When it comes to sources of inspiration, I don't believe too many people would call Toronto itself "inspirational" on a daily basis. At least not in the same way that cities with fantastic histories are inspirational, such as London, Paris, Moscow and New York. Those are cities where simply walking the streets and soaking up the history, architecture and people alone can be endlessly inspiring. Unfortunately, Toronto is not one of these places. The history is still young, the architecture is only just beginning to establish itself with some great buildings, and the people...we'll get back to that.
While many might seem undistinguishable from New Yorkers (maybe a touch less pushy), Torontonians all share a secret that not many other cities of the world have: easy access to boundless nature. Head three hours in any direction from Toronto and you will be able to find lakes the size of small seas (perfect for sailing and even occasionally surfing) , hills the size of mountains (great for skiing, mountain biking etc.). However, a day is not enough to see why Toronto and its surrounding countryside is a source of inspiration. One long weekend will have to do.
I roll out of bed early and stumble across the street to my local cafe, R2. The owners are Persian and know how to make coffee the way I like it. Once the coffee has kicked in I load up all the gear needed for a weekend in the country: cameras, bathing suits, shorts, and beef bought at the local butcher. Then I get in the car and roll north. I almost always carry my trusty Pentax 67 film camera with me, as the drive outside the city is full of fields of dilapidated and abandoned barns that I have been shooting for years as part of my "Abandoned" photographic series. The drive north to cottage country passes through rolling farmers' fields, Mennonite communities, and ideally for me, quite a few antique stores with a flea market feel to them where I am constantly amazed at the old items I find. Quite often these finds will be turned into unique art, furniture and lighting pieces for my studio, Atelier 688.
Once we get to the cottage the first thing I do is crack open a bottle of wine and look out at the lake.

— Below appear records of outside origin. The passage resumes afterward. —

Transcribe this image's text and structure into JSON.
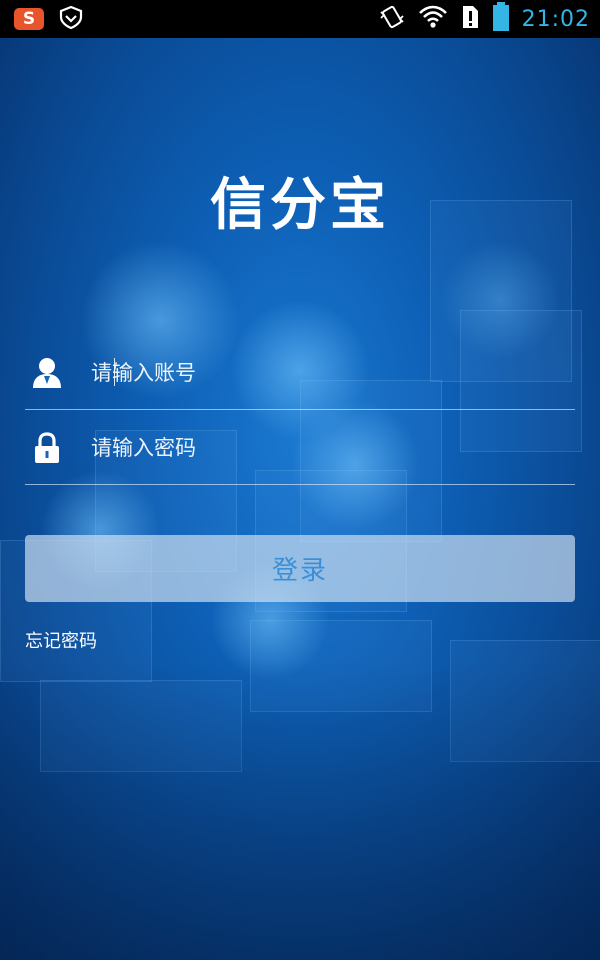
{
  "status_bar": {
    "time": "21:02",
    "left_icons": [
      "sogou-input-icon",
      "shield-icon"
    ],
    "right_icons": [
      "vibrate-icon",
      "wifi-icon",
      "sim-alert-icon",
      "battery-icon"
    ],
    "time_color": "#33b5e5"
  },
  "app": {
    "title": "信分宝"
  },
  "login_form": {
    "account": {
      "placeholder": "请输入账号",
      "value": "",
      "icon": "user-icon"
    },
    "password": {
      "placeholder": "请输入密码",
      "value": "",
      "icon": "lock-icon"
    },
    "login_label": "登录",
    "forgot_password_label": "忘记密码"
  },
  "colors": {
    "background_primary": "#0d5fb5",
    "button_text": "#3a8fd6",
    "text": "#ffffff"
  }
}
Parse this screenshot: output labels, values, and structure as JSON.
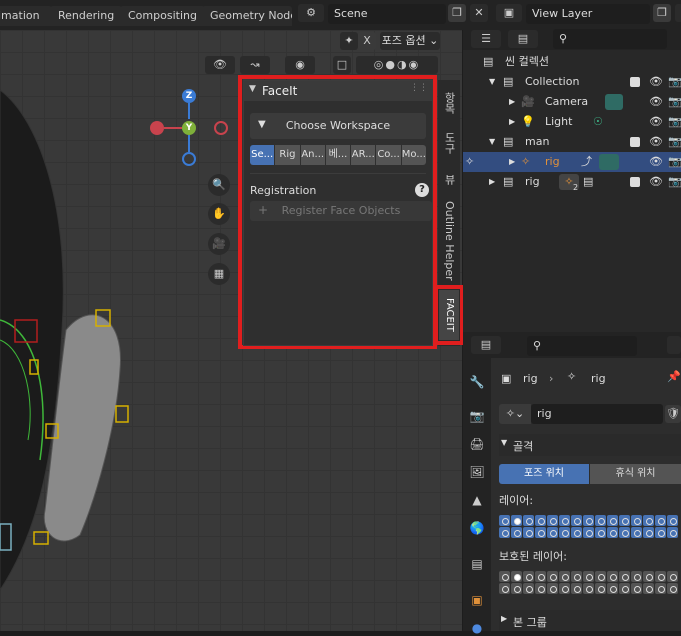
{
  "topbar": {
    "tabs": [
      "imation",
      "Rendering",
      "Compositing",
      "Geometry Node"
    ],
    "scene_label": "Scene",
    "view_layer_label": "View Layer"
  },
  "viewport": {
    "pose_options_label": "포즈 옵션",
    "x_label": "X",
    "gizmo": {
      "z": "Z",
      "y": "Y"
    }
  },
  "facelt_panel": {
    "title": "FaceIt",
    "workspace_button": "Choose Workspace",
    "workspace_tabs": [
      "Se...",
      "Rig",
      "An...",
      "베...",
      "AR...",
      "Co...",
      "Mo..."
    ],
    "registration_label": "Registration",
    "help_icon_label": "?",
    "register_button": "Register Face Objects"
  },
  "side_tabs": [
    "항목",
    "도구",
    "뷰",
    "Outline Helper",
    "FACEIT"
  ],
  "outliner": {
    "root_label": "씬 컬렉션",
    "rows": [
      {
        "label": "Collection",
        "indent": 1
      },
      {
        "label": "Camera",
        "indent": 2
      },
      {
        "label": "Light",
        "indent": 2
      },
      {
        "label": "man",
        "indent": 1
      },
      {
        "label": "rig",
        "indent": 2
      },
      {
        "label": "rig",
        "indent": 1
      }
    ],
    "rig_badge_count": "2"
  },
  "properties": {
    "breadcrumb_object": "rig",
    "breadcrumb_data": "rig",
    "name_field": "rig",
    "skeleton_label": "골격",
    "pose_position": "포즈 위치",
    "rest_position": "휴식 위치",
    "layers_label": "레이어:",
    "protected_layers_label": "보호된 레이어:",
    "bone_groups_label": "본 그룹"
  },
  "colors": {
    "accent": "#4772b3",
    "highlight_box": "#e01e1e",
    "gizmo_x": "#c8434d",
    "gizmo_y": "#7fb03a",
    "gizmo_z": "#3a7bd5"
  }
}
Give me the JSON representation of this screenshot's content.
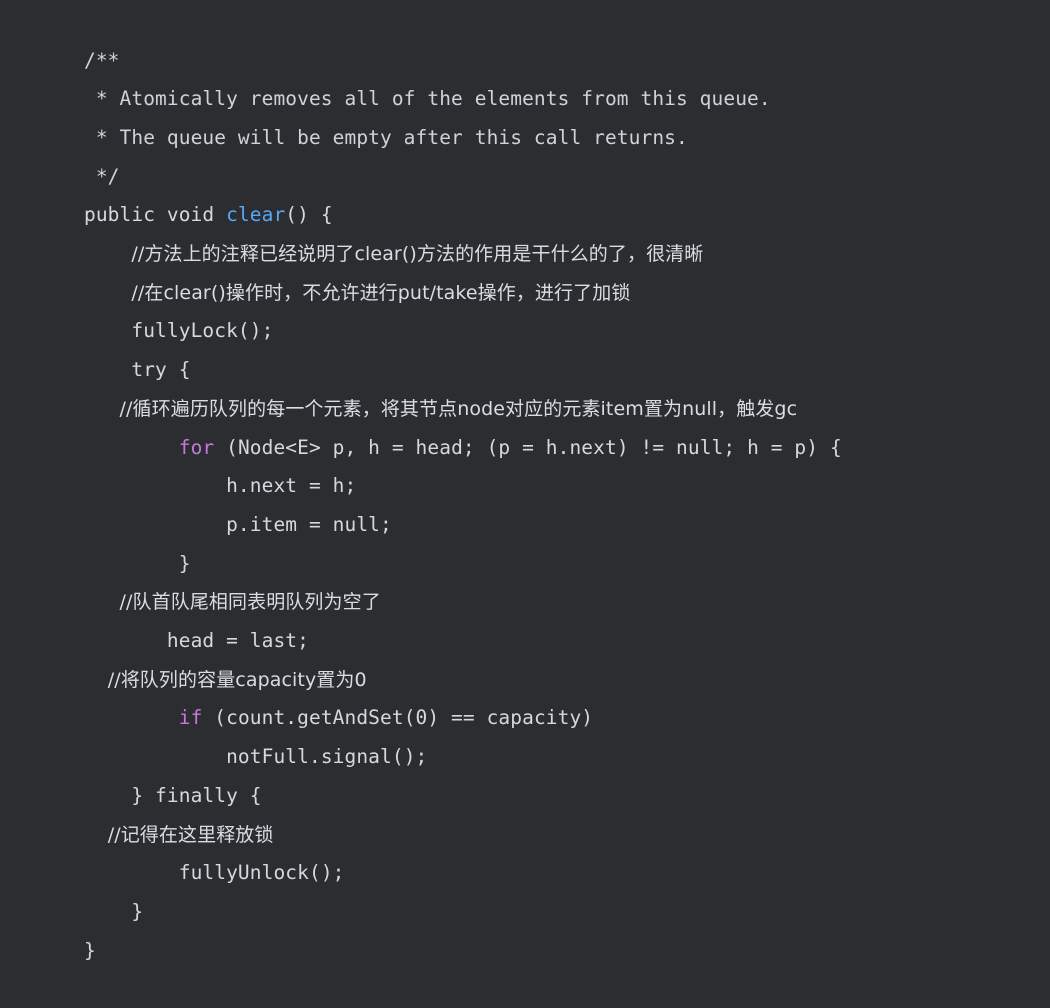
{
  "editor": {
    "background_color": "#2b2d31",
    "default_text_color": "#d5d8dc",
    "keyword_color": "#c778dd",
    "method_color": "#56a8f5",
    "comment_color": "#cfd3d8",
    "language": "java"
  },
  "code": {
    "lines": [
      {
        "id": "line-1",
        "indent": "",
        "tokens": [
          {
            "text": "/**",
            "type": "comment"
          }
        ]
      },
      {
        "id": "line-2",
        "indent": " ",
        "tokens": [
          {
            "text": "* Atomically removes all of the elements from this queue.",
            "type": "comment"
          }
        ]
      },
      {
        "id": "line-3",
        "indent": " ",
        "tokens": [
          {
            "text": "* The queue will be empty after this call returns.",
            "type": "comment"
          }
        ]
      },
      {
        "id": "line-4",
        "indent": " ",
        "tokens": [
          {
            "text": "*/",
            "type": "comment"
          }
        ]
      },
      {
        "id": "line-5",
        "indent": "",
        "tokens": [
          {
            "text": "public void ",
            "type": "default"
          },
          {
            "text": "clear",
            "type": "method"
          },
          {
            "text": "() {",
            "type": "default"
          }
        ]
      },
      {
        "id": "line-6",
        "indent": "    ",
        "tokens": [
          {
            "text": "//方法上的注释已经说明了clear()方法的作用是干什么的了，很清晰",
            "type": "cjk-comment"
          }
        ]
      },
      {
        "id": "line-7",
        "indent": "    ",
        "tokens": [
          {
            "text": "//在clear()操作时，不允许进行put/take操作，进行了加锁",
            "type": "cjk-comment"
          }
        ]
      },
      {
        "id": "line-8",
        "indent": "    ",
        "tokens": [
          {
            "text": "fullyLock();",
            "type": "default"
          }
        ]
      },
      {
        "id": "line-9",
        "indent": "    ",
        "tokens": [
          {
            "text": "try {",
            "type": "default"
          }
        ]
      },
      {
        "id": "line-10",
        "indent": "   ",
        "tokens": [
          {
            "text": "//循环遍历队列的每一个元素，将其节点node对应的元素item置为null，触发gc",
            "type": "cjk-comment"
          }
        ]
      },
      {
        "id": "line-11",
        "indent": "        ",
        "tokens": [
          {
            "text": "for",
            "type": "keyword"
          },
          {
            "text": " (Node<E> p, h = head; (p = h.next) != null; h = p) {",
            "type": "default"
          }
        ]
      },
      {
        "id": "line-12",
        "indent": "            ",
        "tokens": [
          {
            "text": "h.next = h;",
            "type": "default"
          }
        ]
      },
      {
        "id": "line-13",
        "indent": "            ",
        "tokens": [
          {
            "text": "p.item = null;",
            "type": "default"
          }
        ]
      },
      {
        "id": "line-14",
        "indent": "        ",
        "tokens": [
          {
            "text": "}",
            "type": "default"
          }
        ]
      },
      {
        "id": "line-15",
        "indent": "   ",
        "tokens": [
          {
            "text": "//队首队尾相同表明队列为空了",
            "type": "cjk-comment"
          }
        ]
      },
      {
        "id": "line-16",
        "indent": "       ",
        "tokens": [
          {
            "text": "head = last;",
            "type": "default"
          }
        ]
      },
      {
        "id": "line-17",
        "indent": "  ",
        "tokens": [
          {
            "text": "//将队列的容量capacity置为0",
            "type": "cjk-comment"
          }
        ]
      },
      {
        "id": "line-18",
        "indent": "        ",
        "tokens": [
          {
            "text": "if",
            "type": "keyword"
          },
          {
            "text": " (count.getAndSet(0) == capacity)",
            "type": "default"
          }
        ]
      },
      {
        "id": "line-19",
        "indent": "            ",
        "tokens": [
          {
            "text": "notFull.signal();",
            "type": "default"
          }
        ]
      },
      {
        "id": "line-20",
        "indent": "    ",
        "tokens": [
          {
            "text": "} finally {",
            "type": "default"
          }
        ]
      },
      {
        "id": "line-21",
        "indent": "  ",
        "tokens": [
          {
            "text": "//记得在这里释放锁",
            "type": "cjk-comment"
          }
        ]
      },
      {
        "id": "line-22",
        "indent": "        ",
        "tokens": [
          {
            "text": "fullyUnlock();",
            "type": "default"
          }
        ]
      },
      {
        "id": "line-23",
        "indent": "    ",
        "tokens": [
          {
            "text": "}",
            "type": "default"
          }
        ]
      },
      {
        "id": "line-24",
        "indent": "",
        "tokens": [
          {
            "text": "}",
            "type": "default"
          }
        ]
      }
    ]
  }
}
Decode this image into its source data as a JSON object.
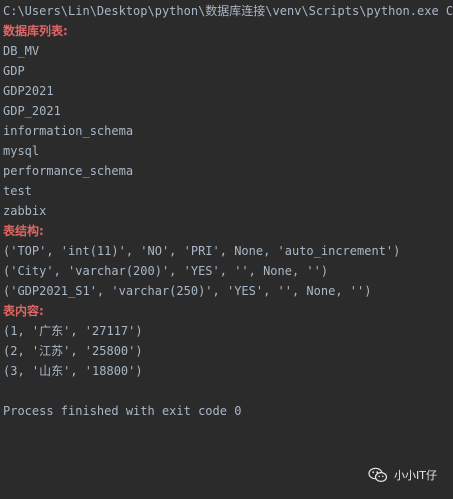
{
  "console": {
    "command": "C:\\Users\\Lin\\Desktop\\python\\数据库连接\\venv\\Scripts\\python.exe C:",
    "sections": {
      "databases_heading": "数据库列表:",
      "databases": [
        "DB_MV",
        "GDP",
        "GDP2021",
        "GDP_2021",
        "information_schema",
        "mysql",
        "performance_schema",
        "test",
        "zabbix"
      ],
      "structure_heading": "表结构:",
      "structure_rows": [
        "('TOP', 'int(11)', 'NO', 'PRI', None, 'auto_increment')",
        "('City', 'varchar(200)', 'YES', '', None, '')",
        "('GDP2021_S1', 'varchar(250)', 'YES', '', None, '')"
      ],
      "content_heading": "表内容:",
      "content_rows": [
        "(1, '广东', '27117')",
        "(2, '江苏', '25800')",
        "(3, '山东', '18800')"
      ]
    },
    "exit_message": "Process finished with exit code 0"
  },
  "watermark": {
    "icon": "wechat-icon",
    "label": "小小IT仔"
  },
  "colors": {
    "background": "#2b2b2b",
    "text": "#a9b7c6",
    "heading": "#e06666"
  }
}
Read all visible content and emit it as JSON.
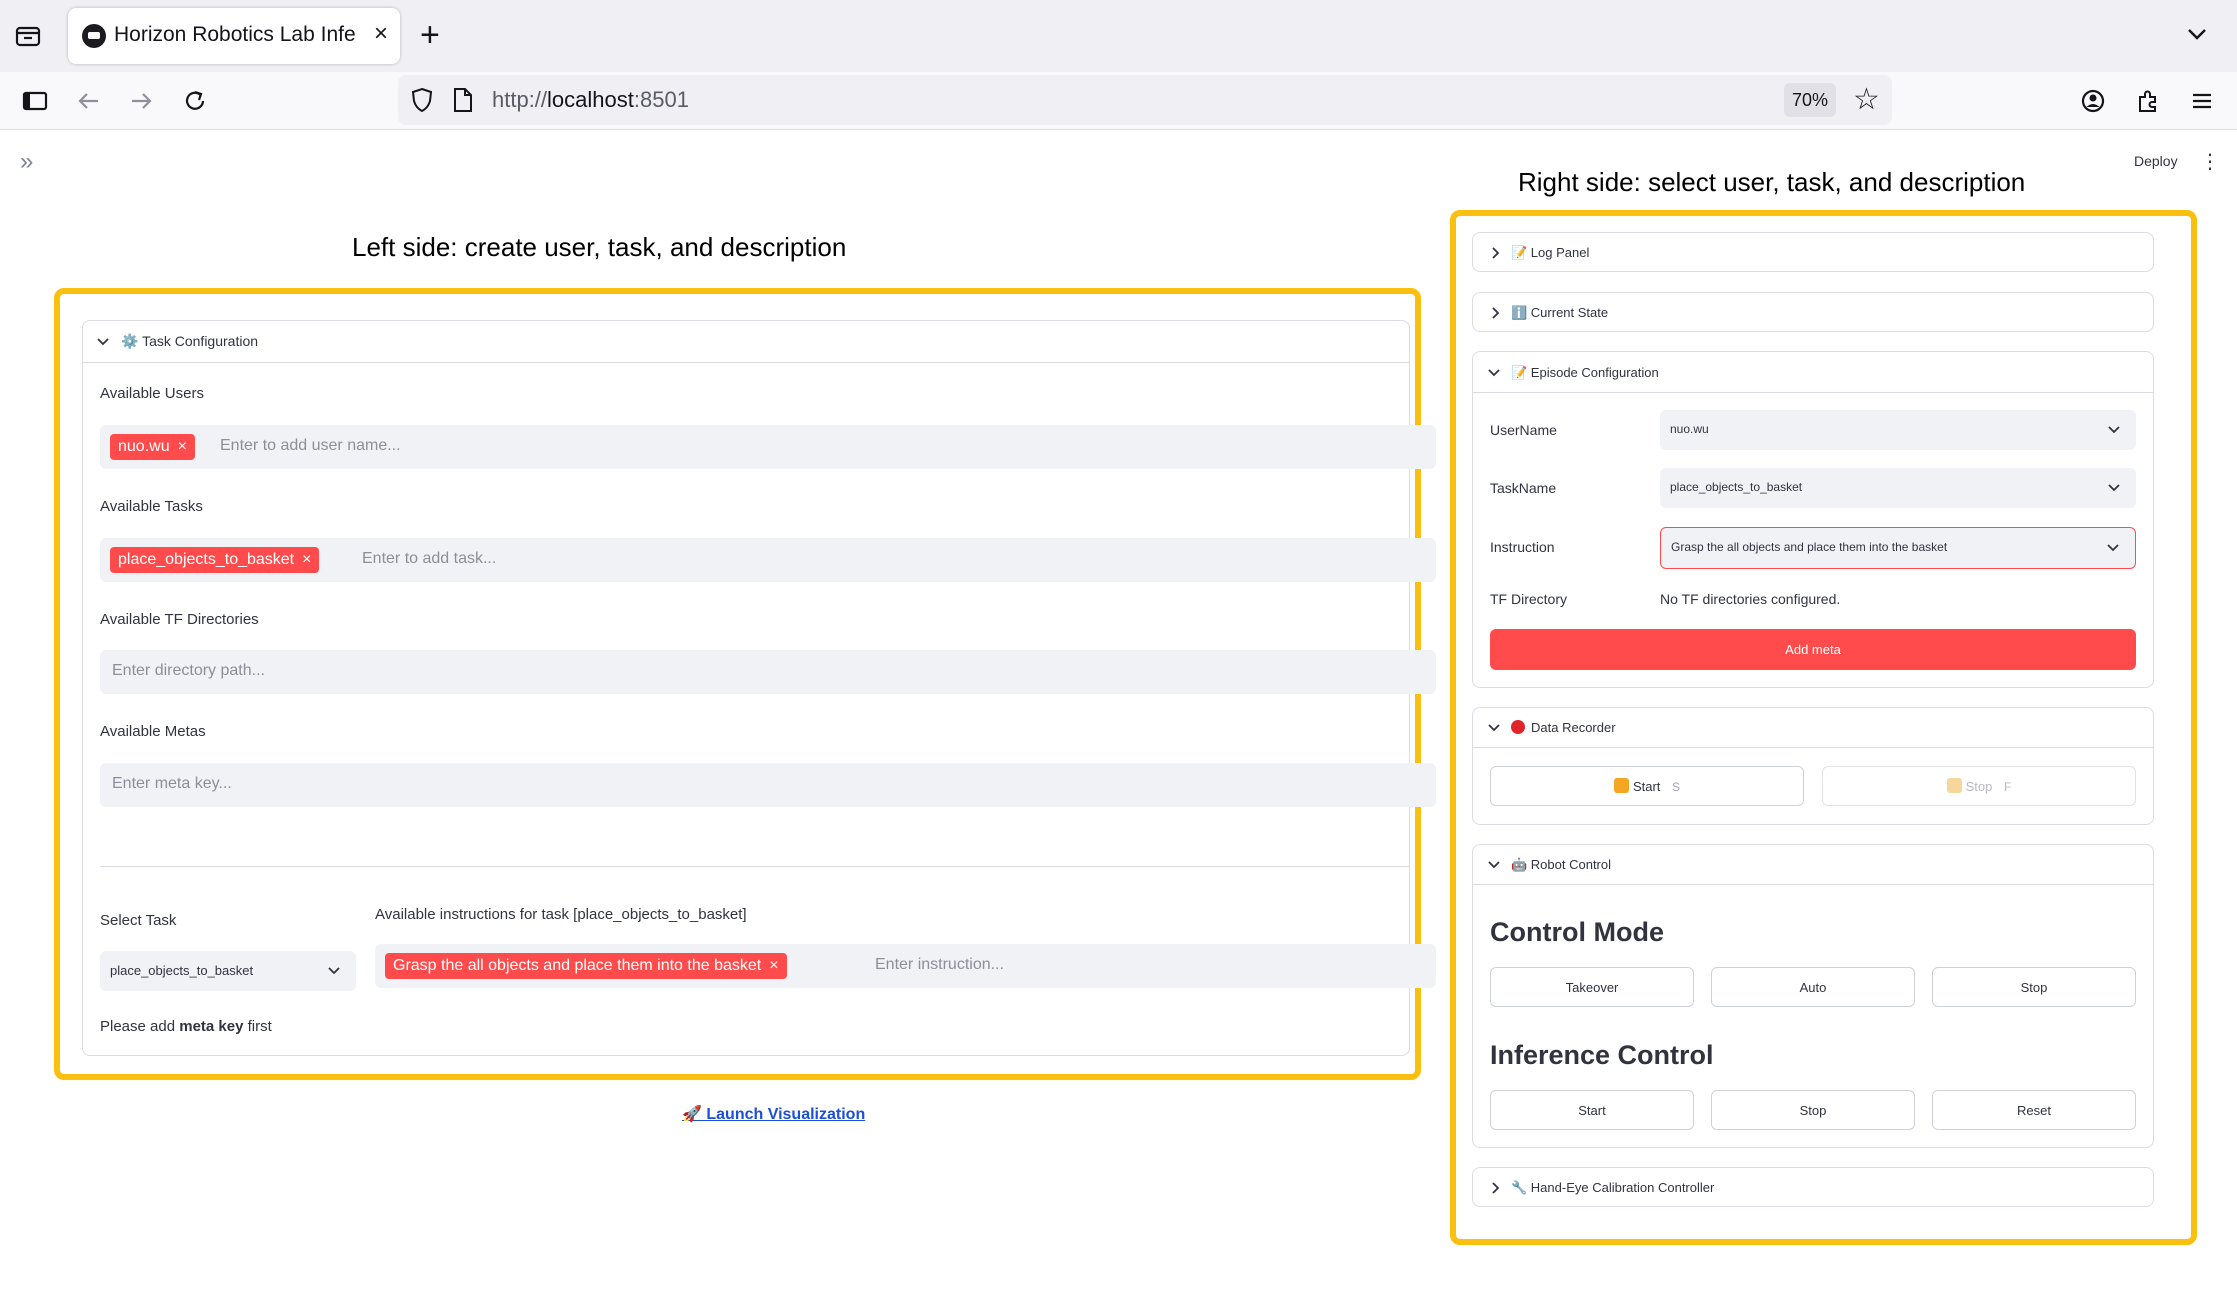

My favourite wine is produced by my friend Alejandra, of Vintage One wines. From an Argentine family of master vintners, Alejandra produces locally made and aged wines from prime grapes worldwide, making for a unique blend of 'international' wines. After a sip of wine I often like to get out on the lake for a quiet paddle in the canoe. My life-long love of paddling brought about the idea to bring a touch of city style and flair to the country via a small start-up company, Contact Voyaging Co., where funky designs are painted onto beautiful cherry paddles. Many who buy these think they are strictly for wall display, as they can be a bit pricier than your average paddle. However, as someone once said to me: "You don't buy a Porsche to leave it in the garage." That being said, my cottage and the countryside in general is a great testing ground for many of the paddles and other products in development at Contact Voyaging Co.
While up north I often enjoy as many different country pursuits as possible. From skeet shooting to photography, or from canoeing to fireside reading, I'm always busy. But one of the beautiful things about Toronto is that you can head north, to cottage country, or head south, to Lake Ontario.
As a child, I was brought up sailing and have sailed everything from windsurfers to yachts. My father used to take us sailing around the Thousand Islands every summer. Being able to sail the Great Lakes is the next best thing to getting out on the open Ocean and it is this love of sailing that helped my develop the rope lights that have become quite popular recently. If it weren't for my experience with knots, splicing and whipping, the ropes lights likely would have never come to be. One great thing about Toronto is the abundance of water sports immediately available at the lakefront. Yacht and sailing clubs, canoe clubs, dragon boat and rowing clubs are all within walking distance of downtown. I often see guys riding down to dragon boat practice on their bikes with their paddles tucked into their knapsacks.
Ultimately, whilst Toronto isn't great in the way that cities like London, New York, Paris and Moscow are, it is great in its own way. At the foot of the city lies one of the largest freshwater lakes in North America where sailing, canoeing and even surfing can happen on any given day and in any given direction after that lakes, ski hills, mountain bike trails and all kinds of other country pursuits can be found within a short drive. It is, ultimately, this mix of city and country that makes Toronto great, and inspirational, to me!Suggest a correction